16 November 2013


The names, content and shapes of some of the good old jazz tunes have become confused over the past century. Studying the old classics can be hard work.

Here's the kind of thing that happened over the decades.

First, in 1908, an American composer (classically-trained and influenced by the structures of classical music), composes a tune he calls Moss Point Rag. It is published as piano sheet music, running to 6 sides of paper. Moss Point Rag comprises three sections in G, followed by a change of key to C for the fourth theme - the 'Trio’.

It is an attractive, merry piece of music, full of subtleties, syncopations, elaborate decorations of the melody and complexities:

Between 1910 and the Second World War, music of this kind (of which there is plenty preserved in the university archives of America) gives the pianists in the bar-rooms of New Orleans and Chicago the chance to show off their considerable skills.

At the same time, the early dance-bands and jazz-bands (with anything from three to ten musicians) are attracted by Moss Point Rag and want to play it. But they cannot possibly play it as written: the complexities you see in the music above are fair enough for a pianist’s fingers, but the melody-playing trumpet or cornet at the heart of the band could not be expected to cope with such melodies. Even a virtuoso player would soon be exhausted if he had to produce such a flow of notes (including many high ones) for a whole evening’s gig.

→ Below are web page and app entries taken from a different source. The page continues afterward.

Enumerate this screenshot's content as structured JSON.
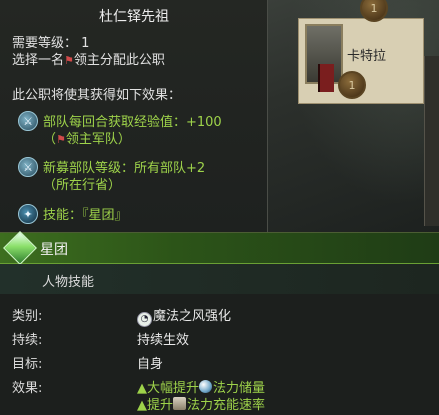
{
  "background": {
    "portrait_name": "卡特拉",
    "medal_top": "1",
    "medal_bottom": "1"
  },
  "tooltip": {
    "title": "杜仁铎先祖",
    "requirement_level": "需要等级： 1",
    "choose_prefix": "选择一名",
    "choose_suffix": "领主分配此公职",
    "effects_header": "此公职将使其获得如下效果：",
    "effect1_line1": "部队每回合获取经验值：+100",
    "effect1_line2_open": "（",
    "effect1_line2_text": "领主军队）",
    "effect2_line1": "新募部队等级：所有部队+2",
    "effect2_line2": "（所在行省）",
    "skill_line": "技能：『星团』"
  },
  "skill": {
    "name": "星团",
    "category": "人物技能",
    "fields": [
      {
        "label": "类别:",
        "value": "魔法之风强化"
      },
      {
        "label": "持续:",
        "value": "持续生效"
      },
      {
        "label": "目标:",
        "value": "自身"
      },
      {
        "label": "效果:",
        "value1_prefix": "▲大幅提升",
        "value1_suffix": "法力储量",
        "value2_prefix": "▲提升",
        "value2_suffix": "法力充能速率"
      }
    ]
  },
  "colors": {
    "accent_green": "#9ed34a",
    "header_green": "#3d6e1f"
  },
  "icons": [
    "sword-arrow-icon",
    "flag-icon",
    "beetle-icon",
    "star-gem-icon",
    "wind-icon",
    "mana-orb-icon",
    "scroll-icon"
  ]
}
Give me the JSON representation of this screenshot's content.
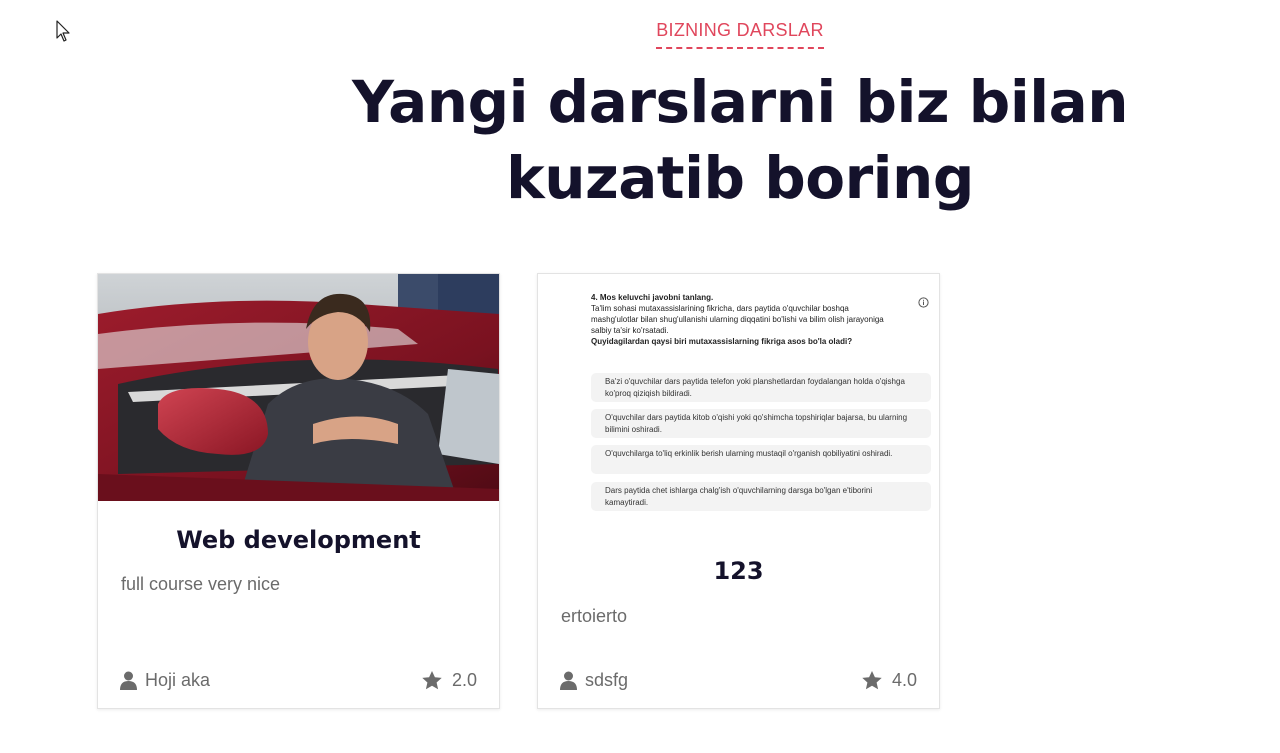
{
  "section": {
    "tag": "BIZNING DARSLAR",
    "heading_line1": "Yangi darslarni biz bilan",
    "heading_line2": "kuzatib boring"
  },
  "courses": [
    {
      "title": "Web development",
      "description": "full course very nice",
      "author": "Hoji aka",
      "rating": "2.0",
      "thumbnail": "photo of a man leaning out of a red car window"
    },
    {
      "title": "123",
      "description": "ertoierto",
      "author": "sdsfg",
      "rating": "4.0",
      "thumbnail": {
        "question_title": "4. Mos keluvchi javobni tanlang.",
        "question_body": "Ta'lim sohasi mutaxassislarining fikricha, dars paytida o'quvchilar boshqa mashg'ulotlar bilan shug'ullanishi ularning diqqatini bo'lishi va bilim olish jarayoniga salbiy ta'sir ko'rsatadi.",
        "question_prompt": "Quyidagilardan qaysi biri mutaxassislarning fikriga asos bo'la oladi?",
        "options": [
          "Ba'zi o'quvchilar dars paytida telefon yoki planshetlardan foydalangan holda o'qishga ko'proq qiziqish bildiradi.",
          "O'quvchilar dars paytida kitob o'qishi yoki qo'shimcha topshiriqlar bajarsa, bu ularning bilimini oshiradi.",
          "O'quvchilarga to'liq erkinlik berish ularning mustaqil o'rganish qobiliyatini oshiradi.",
          "Dars paytida chet ishlarga chalg'ish o'quvchilarning darsga bo'lgan e'tiborini kamaytiradi."
        ]
      }
    }
  ],
  "colors": {
    "accent": "#e0465c",
    "heading": "#14122b",
    "muted": "#6b6b6b"
  },
  "icons": [
    "cursor-icon",
    "user-icon",
    "star-icon",
    "info-icon"
  ]
}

So the bands play Moss Point Rag in their own way. They simplify the melodies, sometimes using a cornet (or violin in the earliest days) with clarinet to do what they can to share the tricky bits. They capture the essence of the melody, rather than its many decorative notes. Some of them leave out the section called the 'Trio', because they find it less interesting or too difficult. They add a new section, either of their own invention or plagiarised from a different composition.

(For an example of this sort of thing happening, consider Hilarity Rag, composed by James Scott in 1910. To see the sheet music and hear how it sounded as a piano piece, CLICK HERE. But to hear how it was re-interpreted when a jazz band got hold of it, CLICK HERE. You see what I mean?)

In 1928, a band based in Chicago uses just the first two themes (much simplified) from Moss Point Rag, puts them into the key of Bb for convenience and records this version under a new name, Uptown Strut.

Towards the end of this period, a clever bandleader-arranger in New York records with his band a new tune called Spring Street Stomp but later researchers will find it is suspiciously similar to Moss Point Rag!

After the War, during the Bebop era, the tune is rarely heard in any form.

But twenty years later, in what has been called the New Orleans (or Dixieland) Revival, young traditional jazz bands again blossom in the USA, in Europe and in the rest of the world. A bandleader in England picks up the old 78rpm Chicago recording of Uptown Strut from 1928, works out his own version of it by ear and gets his band to record it. Many pub bands buy the record, like it and introduce it into their repertoire.
In their turn, these Revivalists inevitably and unwittingly make further slight changes. Maybe they have to guess at some of the notes that are indistinct on the scratchy old records.

So the band (I’m now talking 1950 – 1965) plays its own version: each player has it in his head but the chances are that it is never written down.

The late Ray Foxley (he died in 2002) was the pianist in Ken Colyer’s band. Ray once told me he would learn tunes from those old 78 rpm records a few bars at a time – first listening and then working out the notes and chords on his piano.

Move on another 30 years and you find traditional jazz in decline again, though still with enough bands and enthusiasts throughout the world to keep it going as a minority art form. Uptown Strut is in their repertoire, with the composer usually credited as 'Anon' or 'Trad'.

Here are some of the old tunes still passed on from band to band in one form or another:

Blame it on the Blues (also known as Quincy Street Stomp), At a Georgia Camp Meeting, Big Chief Battleaxe, Bluebells Goodbye (also known as Bright Eyes Goodbye), Bugle Boy March (also known as The American Soldier), Ce Mossieu Qui Parle (maybe originally C’est Moi Seul Qui Parle), Chrysanthemum Rag, Climax Rag (also known as Astoria Strut), Creole Belles, Dill Pickles, Don’t Go ‘way, Nobody (almost identical to several other tunes, such as Everybody’s Talking About Sammy), Dusty Rag and Thriller Rag (both composed by a lady from Indianapolis), Golden Leaf Strut (also known as Milenberg Joys - main theme), Grace and Beauty, Gettysburg March, Hiawatha Rag, Jenny’s Ball, Kinklets, Maple Leaf Rag, Moose March, Shim-Me-Sha-Wobble, 1919 March (also known as The Rifle Rangers), Ostrich Walk, Panama Rag, Salutation March (probably a Victorian quadrille originally), Silver Bell (also known as Sometimes My Burden - second theme), Smoky Mokes, Snake Rag, That Teasing Rag, and Uptown Bumps. And how on earth did Ta-Wa-Bac-A-Wa become The Bucket's Got a Hole In It?

I doubt whether you could walk into a music shop today and buy the authentic printed original music for any of these. Please let me know if I'm wrong.